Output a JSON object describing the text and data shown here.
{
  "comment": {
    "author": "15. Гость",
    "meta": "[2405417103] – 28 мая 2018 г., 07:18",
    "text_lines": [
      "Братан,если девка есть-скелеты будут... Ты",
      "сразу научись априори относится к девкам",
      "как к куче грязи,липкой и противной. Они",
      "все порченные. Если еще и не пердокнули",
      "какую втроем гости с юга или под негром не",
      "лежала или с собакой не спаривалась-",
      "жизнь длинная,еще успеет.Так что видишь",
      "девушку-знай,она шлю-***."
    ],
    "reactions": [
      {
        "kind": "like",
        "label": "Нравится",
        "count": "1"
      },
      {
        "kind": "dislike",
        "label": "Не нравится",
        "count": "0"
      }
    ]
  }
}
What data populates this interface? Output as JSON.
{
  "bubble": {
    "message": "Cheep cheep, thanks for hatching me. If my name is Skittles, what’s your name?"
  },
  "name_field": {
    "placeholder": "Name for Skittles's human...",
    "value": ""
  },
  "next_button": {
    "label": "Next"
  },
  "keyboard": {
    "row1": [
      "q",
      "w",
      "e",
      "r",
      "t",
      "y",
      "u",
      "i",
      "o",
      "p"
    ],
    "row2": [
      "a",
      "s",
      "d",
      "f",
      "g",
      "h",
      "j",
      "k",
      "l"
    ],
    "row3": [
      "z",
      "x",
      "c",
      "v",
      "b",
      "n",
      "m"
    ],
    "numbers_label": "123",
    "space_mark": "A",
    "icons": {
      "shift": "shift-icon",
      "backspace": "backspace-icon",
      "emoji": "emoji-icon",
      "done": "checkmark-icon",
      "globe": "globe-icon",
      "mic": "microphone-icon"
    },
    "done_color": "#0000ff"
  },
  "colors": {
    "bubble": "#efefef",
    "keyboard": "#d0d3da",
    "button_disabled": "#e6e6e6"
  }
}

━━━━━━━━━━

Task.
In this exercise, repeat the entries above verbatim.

Exercise response.
Output a JSON object describing the text and data shown here.
{
  "comment": {
    "author": "15. Гость",
    "meta": "[2405417103] – 28 мая 2018 г., 07:18",
    "text_lines": [
      "Братан,если девка есть-скелеты будут... Ты",
      "сразу научись априори относится к девкам",
      "как к куче грязи,липкой и противной. Они",
      "все порченные. Если еще и не пердокнули",
      "какую втроем гости с юга или под негром не",
      "лежала или с собакой не спаривалась-",
      "жизнь длинная,еще успеет.Так что видишь",
      "девушку-знай,она шлю-***."
    ],
    "reactions": [
      {
        "kind": "like",
        "label": "Нравится",
        "count": "1"
      },
      {
        "kind": "dislike",
        "label": "Не нравится",
        "count": "0"
      }
    ]
  }
}
What data populates this interface? Output as JSON.
{
  "bubble": {
    "message": "Cheep cheep, thanks for hatching me. If my name is Skittles, what’s your name?"
  },
  "name_field": {
    "placeholder": "Name for Skittles's human...",
    "value": ""
  },
  "next_button": {
    "label": "Next"
  },
  "keyboard": {
    "row1": [
      "q",
      "w",
      "e",
      "r",
      "t",
      "y",
      "u",
      "i",
      "o",
      "p"
    ],
    "row2": [
      "a",
      "s",
      "d",
      "f",
      "g",
      "h",
      "j",
      "k",
      "l"
    ],
    "row3": [
      "z",
      "x",
      "c",
      "v",
      "b",
      "n",
      "m"
    ],
    "numbers_label": "123",
    "space_mark": "A",
    "icons": {
      "shift": "shift-icon",
      "backspace": "backspace-icon",
      "emoji": "emoji-icon",
      "done": "checkmark-icon",
      "globe": "globe-icon",
      "mic": "microphone-icon"
    },
    "done_color": "#0000ff"
  },
  "colors": {
    "bubble": "#efefef",
    "keyboard": "#d0d3da",
    "button_disabled": "#e6e6e6"
  }
}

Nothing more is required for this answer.